Don’t you love when an old product is repackaged, re-pitched and touted as “new and improved.” At WBC (wbcbaltimore), we particularly get a chuckle when it applies to healthcare. Nothing in healthcare is really new. Just dust off an old concept, slap a updated name on it and get a writer to publish an article on the “innovation.” The Affordable Care Act (“ACA”) is part of this folly, and has been presented as the wave of the future; an act so sweeping and revolutionary that the uninsured will be covered, healthcare costs will be reduced and the federal deficit will be slashed!

Of course, anyone old enough to tie their shoes should know by now that this presentation was a fantasy and impossible to achieve under the constructs of the ACA. Let’s take a look at some of the more obvious elements that are marketed as “new’, but are really just a re-hash of previously recognized strategies:

Universal Coverage: this old chestnut was discussed back in 1965 as a follow-up discussion to Medicare. Ted Kennedy and Hillary Clinton brought an updated spin to this “progressive” objective over the last 25 years. The irony related to health care costs is that, as a society, we don’t suffer from too little insurance, but rather,  too much insurance!  The third-party payment system where the utilizers of care are divorced from the payment for services has been one of the principal cost drivers of healthcare expense over the last 50 years!

Accountable Care Organizations: Sounds interesting.  Let’s provide a coordinated approach of delivering care where one team of medical providers can communicate with each other, share resources, follow best practice guidelines, work from a global budget and receive financial incentives based on quality benchmarks and improved outcomes.
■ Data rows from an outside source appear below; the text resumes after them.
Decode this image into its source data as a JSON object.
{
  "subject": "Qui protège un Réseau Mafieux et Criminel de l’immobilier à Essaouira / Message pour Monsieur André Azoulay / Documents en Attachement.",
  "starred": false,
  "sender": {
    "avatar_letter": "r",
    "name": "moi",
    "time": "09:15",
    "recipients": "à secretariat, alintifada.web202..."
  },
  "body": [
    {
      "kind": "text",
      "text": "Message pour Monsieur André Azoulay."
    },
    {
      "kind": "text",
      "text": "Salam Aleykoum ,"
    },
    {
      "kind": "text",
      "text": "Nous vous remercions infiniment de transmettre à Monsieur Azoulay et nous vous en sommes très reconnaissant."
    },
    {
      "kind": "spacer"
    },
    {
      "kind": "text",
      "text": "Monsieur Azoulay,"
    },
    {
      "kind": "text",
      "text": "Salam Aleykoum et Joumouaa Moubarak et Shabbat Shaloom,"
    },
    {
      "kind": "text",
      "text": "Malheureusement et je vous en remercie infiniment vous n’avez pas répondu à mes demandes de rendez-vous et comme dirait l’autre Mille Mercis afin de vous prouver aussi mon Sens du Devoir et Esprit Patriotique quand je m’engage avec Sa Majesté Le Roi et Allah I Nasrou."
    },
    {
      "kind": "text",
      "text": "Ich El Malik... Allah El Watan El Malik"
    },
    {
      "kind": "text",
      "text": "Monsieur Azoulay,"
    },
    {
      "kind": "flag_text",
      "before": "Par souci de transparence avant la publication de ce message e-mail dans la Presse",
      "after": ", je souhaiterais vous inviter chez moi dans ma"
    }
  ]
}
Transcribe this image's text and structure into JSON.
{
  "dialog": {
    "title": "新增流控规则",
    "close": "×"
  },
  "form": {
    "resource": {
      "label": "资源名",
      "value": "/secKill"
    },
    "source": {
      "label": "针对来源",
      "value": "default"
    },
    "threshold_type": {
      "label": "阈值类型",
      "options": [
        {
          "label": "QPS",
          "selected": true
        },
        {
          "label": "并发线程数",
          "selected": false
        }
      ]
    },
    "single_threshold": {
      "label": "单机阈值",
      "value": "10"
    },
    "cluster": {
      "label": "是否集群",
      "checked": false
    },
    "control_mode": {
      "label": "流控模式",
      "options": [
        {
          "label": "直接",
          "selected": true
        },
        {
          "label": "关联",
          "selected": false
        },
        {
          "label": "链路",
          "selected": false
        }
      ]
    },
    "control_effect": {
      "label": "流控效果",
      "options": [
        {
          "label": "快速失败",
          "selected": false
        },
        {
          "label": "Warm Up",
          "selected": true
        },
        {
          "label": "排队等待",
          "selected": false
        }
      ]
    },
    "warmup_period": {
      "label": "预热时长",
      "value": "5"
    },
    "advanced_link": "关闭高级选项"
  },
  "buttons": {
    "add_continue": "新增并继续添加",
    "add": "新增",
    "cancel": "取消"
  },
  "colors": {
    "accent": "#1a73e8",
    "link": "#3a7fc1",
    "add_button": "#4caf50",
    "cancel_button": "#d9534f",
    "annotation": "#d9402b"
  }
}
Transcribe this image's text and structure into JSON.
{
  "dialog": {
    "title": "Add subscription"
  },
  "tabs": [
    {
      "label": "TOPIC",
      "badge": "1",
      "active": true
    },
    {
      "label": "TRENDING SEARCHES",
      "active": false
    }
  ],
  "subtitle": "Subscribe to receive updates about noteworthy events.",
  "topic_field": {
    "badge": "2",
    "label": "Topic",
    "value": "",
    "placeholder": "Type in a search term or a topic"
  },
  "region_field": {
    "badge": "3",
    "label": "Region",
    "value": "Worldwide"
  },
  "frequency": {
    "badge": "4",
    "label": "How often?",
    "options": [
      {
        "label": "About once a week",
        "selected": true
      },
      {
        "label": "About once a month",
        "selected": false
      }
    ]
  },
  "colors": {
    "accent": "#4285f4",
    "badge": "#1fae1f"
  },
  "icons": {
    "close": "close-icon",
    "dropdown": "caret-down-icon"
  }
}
Sounds terrific, accept we’ve had for over 50 years!  It’s called Kaiser in most markets and certainly a re-introduction of tightly managed HMOs from the 1970’s!

Focus of Preventive Care: This certainly makes intuitive sense, i.e., lets pay for early detection, screenings and general wellness-types of programs so that participating members can avoid more costly and debilitating disease states down the road. This urban myth was begun in the late 1990’s as the only real solution to controlling escalating healthcare costs.  The problem is that there is little empirical evidence beyond anecdotal stories, that these initiatives save any money.  They are positive because health promotion is the right thing to do and generally improves the members quality of life, but to push this agenda as a big contributor to “bending the cost curve” has yet to be proven.

“Death Panels“:  OK, this nomenclature was part of the political debate in 2009 and really not identified as such in the ACA, but there is no doubt that the concept and actual practice of a bureaucratic committee that will have authority to address medical budgets and what services are “approved” is included  in this deal. It’s called the Independent Payment Advisory Board (“IPAB”) and is a panel of 15 commissioners appointed by the President who will provide guidance on Medicare-related issues. It’s not much of a stretch to see how these healthcare cost decisions are extended beyond Medicare and applied to any healthcare that receives government funding (including subsidies).  Again, an old concept made new. In the UK, its called the National Health Service and the panel there determines which medical treatments have an appropriate cost/benefit relationship. Treatment or services that fall outside the cost equation for care are not approved.

And the re-cycling of healthcare terms, concepts and programs are not just limited to the ACA. We see it throughout the industry. We predict that you will continue to see new packaging on approaches for disease management, medical homes, capitation, global budgets and more throughout the rest of this decade!

Leave a Reply

Your email address will not be published. Required fields are marked *